- 27-11-16 16:00

Akoestisch blusoptreden. Big Creek Slim, a.k.a. Marc Rune, was born and raised in Ikast, a small town in Denmark. He traveled in the United States for a spell around 2008, playing music and writing songs. He now lives in Brazil, in a cabin by the ocean. And Big Creek Slim is a bluesman, as sure as the day is long. Don't believe it? Just listen to Hope For My Soul. Listen to that voice. Hear the passion and the intensity that he brings to Charlie Patton's “Down The Dirt Road Blues,” Robert Petway's “Catfish Blues,” Tommy Johnson's “Big Road Blues,” and to his own, self-penned title track. Hear the effortless, natural command of his guitar work throughout the album. This man has lived with the blues. So, why would a Danish musician find such a definitive personal connection in a music created by black Americans in the rural Southern reaches of the United States, thousands of miles from his home? And, specifically, what connects him to the earliest days of that music, primarily the years before World War II? Part of it has to do with the nature of the man, and part of it has to do with nature of the music. “It ain't that much about American or black music as it's about the blues,” Big Creek says. “The blues should be a universal feeling, and a world patrimony. Why I play them in this style – old, black, American – has something to do with the way I am. I always liked to find the roots of things. I also search for the roots of Scandinavian culture. I played a lot of Irish traditional music, and the roots of Brazilian samba fascinate me.” At the roots of the blues, Big Creek found a blend of power and simplicity and, ultimately, a spiritual essence. “The thing that inspired me so about old blues and folk music is the strong sound. Less is more if you play it with attitude.

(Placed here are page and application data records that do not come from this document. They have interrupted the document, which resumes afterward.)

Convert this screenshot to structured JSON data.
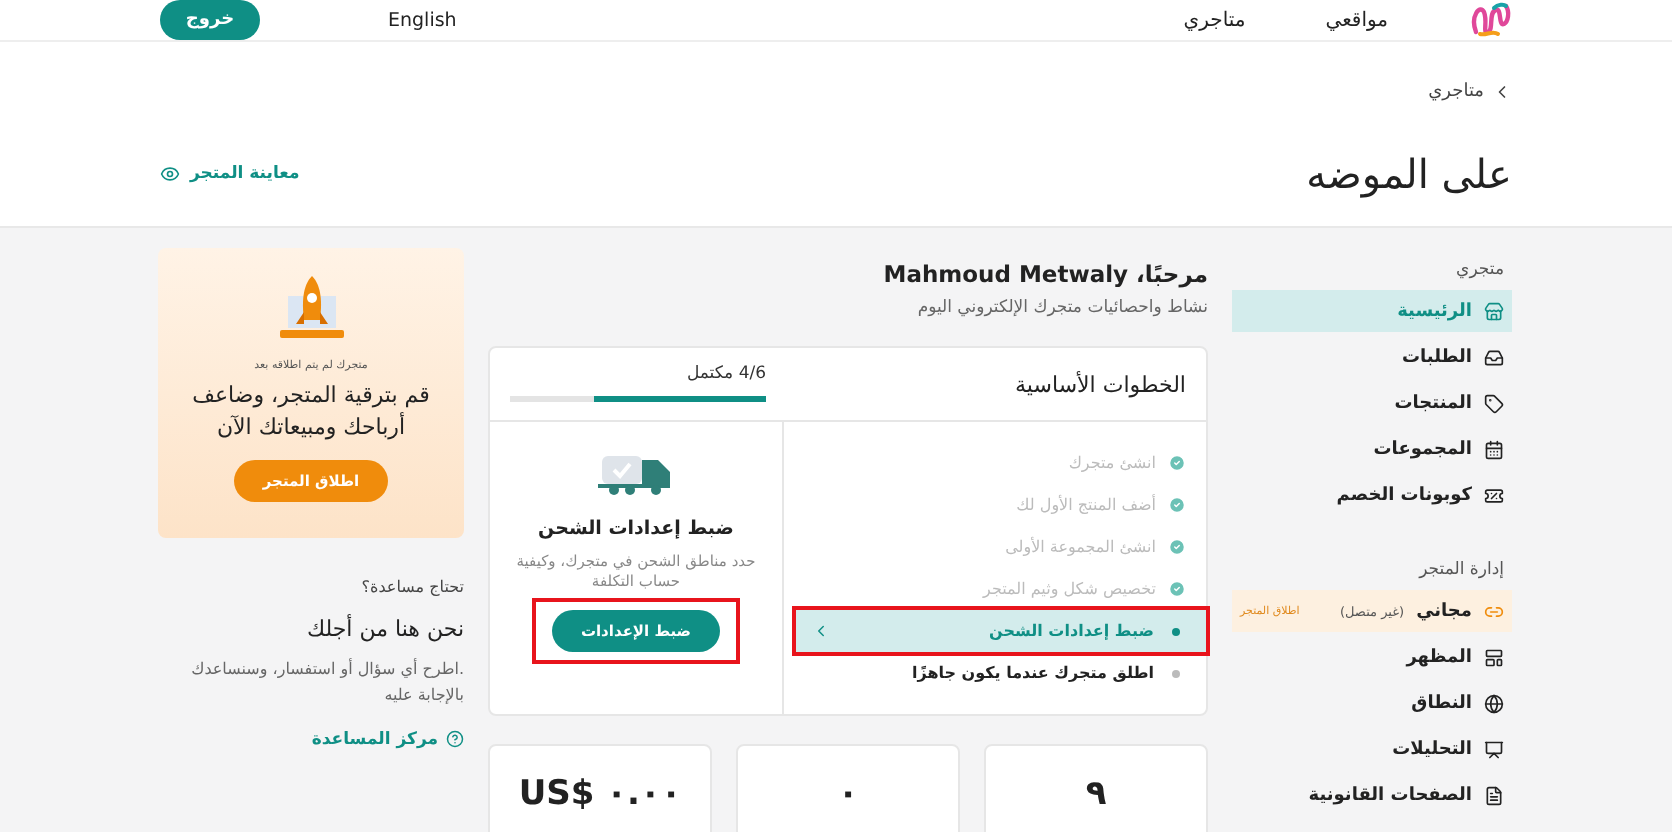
{
  "header": {
    "nav": [
      {
        "label": "مواقعي"
      },
      {
        "label": "متاجري"
      }
    ],
    "language": "English",
    "logout": "خروج"
  },
  "page": {
    "breadcrumb": "متاجري",
    "title": "على الموضه",
    "preview_link": "معاينة المتجر"
  },
  "sidebar": {
    "sections": [
      {
        "title": "متجري",
        "items": [
          {
            "kind": "link",
            "label": "الرئيسية",
            "selected": true
          },
          {
            "kind": "link",
            "label": "الطلبات",
            "selected": false
          },
          {
            "kind": "link",
            "label": "المنتجات",
            "selected": false
          },
          {
            "kind": "link",
            "label": "المجموعات",
            "selected": false
          },
          {
            "kind": "link",
            "label": "كوبونات الخصم",
            "selected": false
          }
        ]
      },
      {
        "title": "إدارة المتجر",
        "items": [
          {
            "kind": "plan",
            "label": "مجاني",
            "note": "(غير متصل)",
            "badge": "اطلاق المتجر",
            "selected": false
          },
          {
            "kind": "link",
            "label": "المظهر",
            "selected": false
          },
          {
            "kind": "link",
            "label": "النطاق",
            "selected": false
          },
          {
            "kind": "link",
            "label": "التحليلات",
            "selected": false
          },
          {
            "kind": "link",
            "label": "الصفحات القانونية",
            "selected": false
          }
        ]
      }
    ]
  },
  "welcome": {
    "greeting": "مرحبًا، Mahmoud Metwaly",
    "subtitle": "نشاط واحصائيات متجرك الإلكتروني اليوم"
  },
  "steps_card": {
    "title": "الخطوات الأساسية",
    "progress": {
      "label": "4/6 مكتمل",
      "level": 0.67
    },
    "steps": [
      {
        "label": "انشئ متجرك",
        "done": true,
        "selected": false,
        "annotated": false
      },
      {
        "label": "أضف المنتج الأول لك",
        "done": true,
        "selected": false,
        "annotated": false
      },
      {
        "label": "انشئ المجموعة الأولى",
        "done": true,
        "selected": false,
        "annotated": false
      },
      {
        "label": "تخصيص شكل وثيم المتجر",
        "done": true,
        "selected": false,
        "annotated": false
      },
      {
        "label": "ضبط إعدادات الشحن",
        "done": false,
        "selected": true,
        "annotated": true
      },
      {
        "label": "اطلق متجرك عندما يكون جاهزًا",
        "done": false,
        "selected": false,
        "annotated": false
      }
    ],
    "detail": {
      "title": "ضبط إعدادات الشحن",
      "description": "حدد مناطق الشحن في متجرك، وكيفية حساب التكلفة",
      "button": "ضبط الإعدادات",
      "annotated": true
    }
  },
  "stats": [
    {
      "value": "٩"
    },
    {
      "value": "٠"
    },
    {
      "value": "US$ ٠.٠٠"
    }
  ],
  "promo": {
    "note": "متجرك لم يتم اطلاقه بعد",
    "headline": "قم بترقية المتجر، وضاعف أرباحك ومبيعاتك الآن",
    "button": "اطلاق المتجر"
  },
  "help": {
    "kicker": "تحتاج مساعدة؟",
    "title": "نحن هنا من أجلك",
    "body": ".اطرح أي سؤال أو استفسار، وسنساعدك بالإجابة عليه",
    "link": "مركز المساعدة"
  }
}
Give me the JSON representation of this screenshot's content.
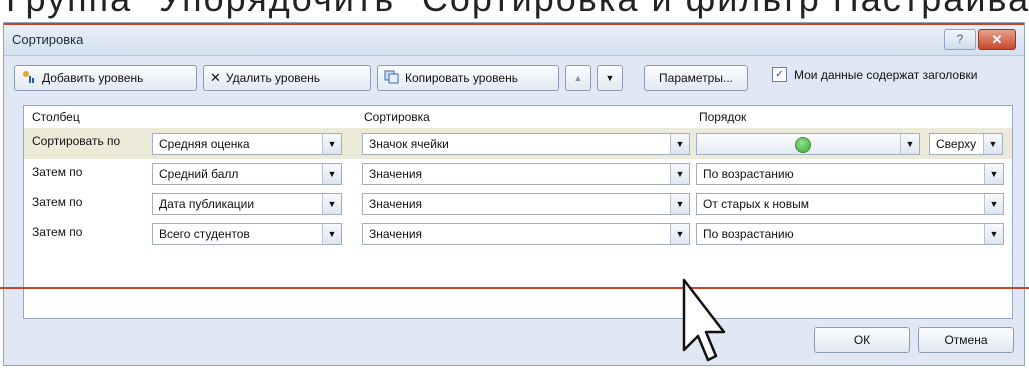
{
  "window": {
    "title": "Сортировка",
    "help_label": "?",
    "close_label": "✕"
  },
  "background_strip": {
    "text": "Группа \"Упорядочить\" Сортировка и фильтр Настраиваемая сортировка"
  },
  "toolbar": {
    "add_level_label": "Добавить уровень",
    "delete_level_label": "Удалить уровень",
    "copy_level_label": "Копировать уровень",
    "move_up_label": "▲",
    "move_down_label": "▼",
    "options_label": "Параметры...",
    "headers_checkbox_label": "Мои данные содержат заголовки",
    "headers_checked": true
  },
  "grid": {
    "headers": {
      "column": "Столбец",
      "sort_on": "Сортировка",
      "order": "Порядок"
    },
    "rows": [
      {
        "label": "Сортировать по",
        "column": "Средняя оценка",
        "sort_on": "Значок ячейки",
        "order": "",
        "order_icon": "green-circle",
        "position": "Сверху"
      },
      {
        "label": "Затем по",
        "column": "Средний балл",
        "sort_on": "Значения",
        "order": "По возрастанию"
      },
      {
        "label": "Затем по",
        "column": "Дата публикации",
        "sort_on": "Значения",
        "order": "От старых к новым"
      },
      {
        "label": "Затем по",
        "column": "Всего студентов",
        "sort_on": "Значения",
        "order": "По возрастанию"
      }
    ]
  },
  "footer": {
    "ok_label": "ОК",
    "cancel_label": "Отмена"
  },
  "colors": {
    "accent_line": "#c4472a",
    "dialog_bg": "#dfe8f4",
    "selected_row": "#ecebd9"
  }
}
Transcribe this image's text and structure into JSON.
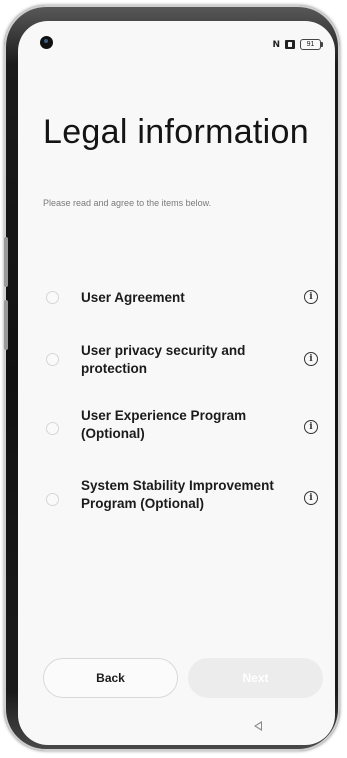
{
  "status_bar": {
    "nfc_icon": "nfc-icon",
    "sim_icon": "sim-card-icon",
    "battery_level": "91"
  },
  "page": {
    "title": "Legal information",
    "subtitle": "Please read and agree to the items below."
  },
  "items": [
    {
      "label": "User Agreement",
      "checked": false
    },
    {
      "label": "User privacy security and protection",
      "checked": false
    },
    {
      "label": "User Experience Program (Optional)",
      "checked": false
    },
    {
      "label": "System Stability Improvement Program (Optional)",
      "checked": false
    }
  ],
  "buttons": {
    "back_label": "Back",
    "next_label": "Next",
    "next_enabled": false
  },
  "colors": {
    "background": "#f8f8f8",
    "text": "#141414",
    "subtitle": "#7a7a7a",
    "next_disabled_bg": "#ececec"
  }
}
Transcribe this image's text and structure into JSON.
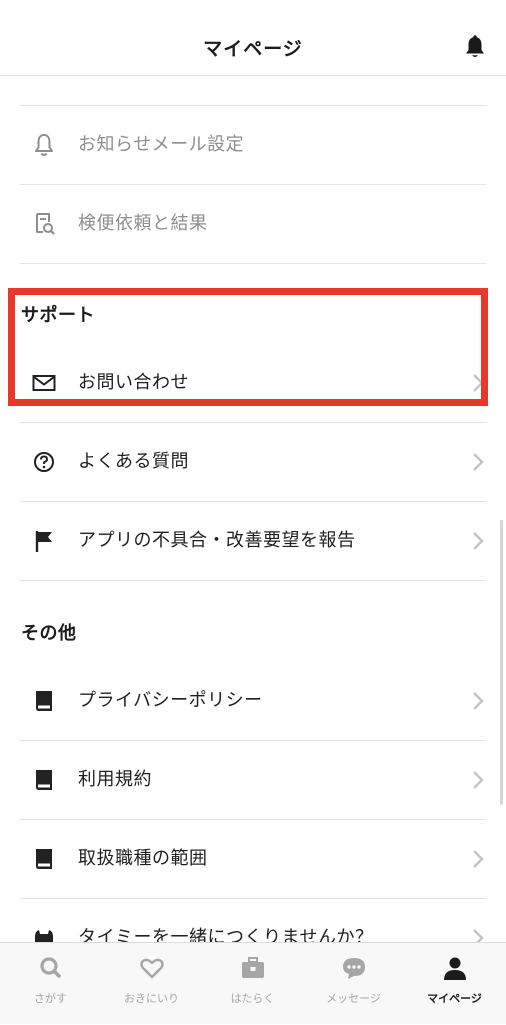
{
  "header": {
    "title": "マイページ"
  },
  "menu": {
    "notify_mail": "お知らせメール設定",
    "inspection": "検便依頼と結果",
    "support_heading": "サポート",
    "contact": "お問い合わせ",
    "faq": "よくある質問",
    "report_bug": "アプリの不具合・改善要望を報告",
    "others_heading": "その他",
    "privacy": "プライバシーポリシー",
    "terms": "利用規約",
    "job_scope": "取扱職種の範囲",
    "recruit": "タイミーを一緒につくりませんか？"
  },
  "tabs": [
    {
      "label": "さがす",
      "icon": "search-icon"
    },
    {
      "label": "おきにいり",
      "icon": "heart-icon"
    },
    {
      "label": "はたらく",
      "icon": "briefcase-icon"
    },
    {
      "label": "メッセージ",
      "icon": "chat-bubble-icon"
    },
    {
      "label": "マイページ",
      "icon": "person-icon"
    }
  ],
  "colors": {
    "highlight": "#e6392b",
    "muted_text": "#8e8e8e",
    "tab_inactive": "#a6a6a6",
    "tab_active": "#1c1c1c"
  },
  "active_tab": "マイページ"
}
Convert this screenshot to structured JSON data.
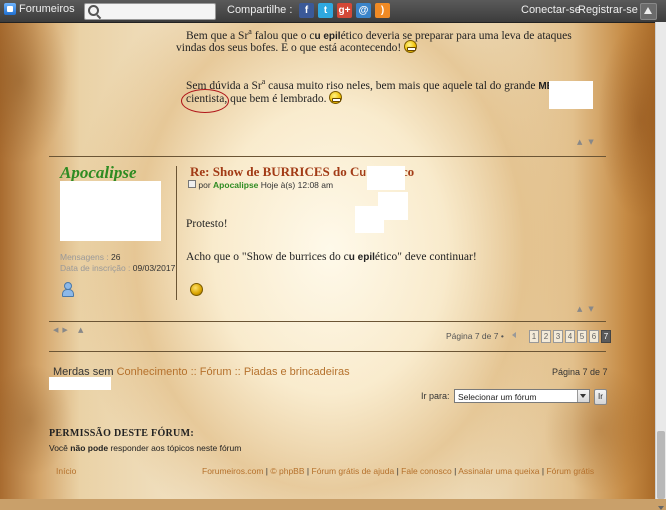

The sound of the Delta blues carries me to a more primitive state of mind, and I get to cut the cheese out of my life, if you know what I mean,” he says. As blues music is part of Big Creek Slim, so is his recognition of the conditions that created that music. This awareness fundamentally changed his outlook on life. “In the old American blues, you hear a purity that you don´t find in music nowadays, not in contemporary blues and not in popular music at all,” Big Creek explains. “The first blues records are the first recorded sounds of an oppressed people. It´s a very important moment in the history of humankind. It surely opened my eyes and made me a more tolerant person toward the indifferences of human beings, and it taught me how to love myself. I guess that´s why I got to play them so bad.”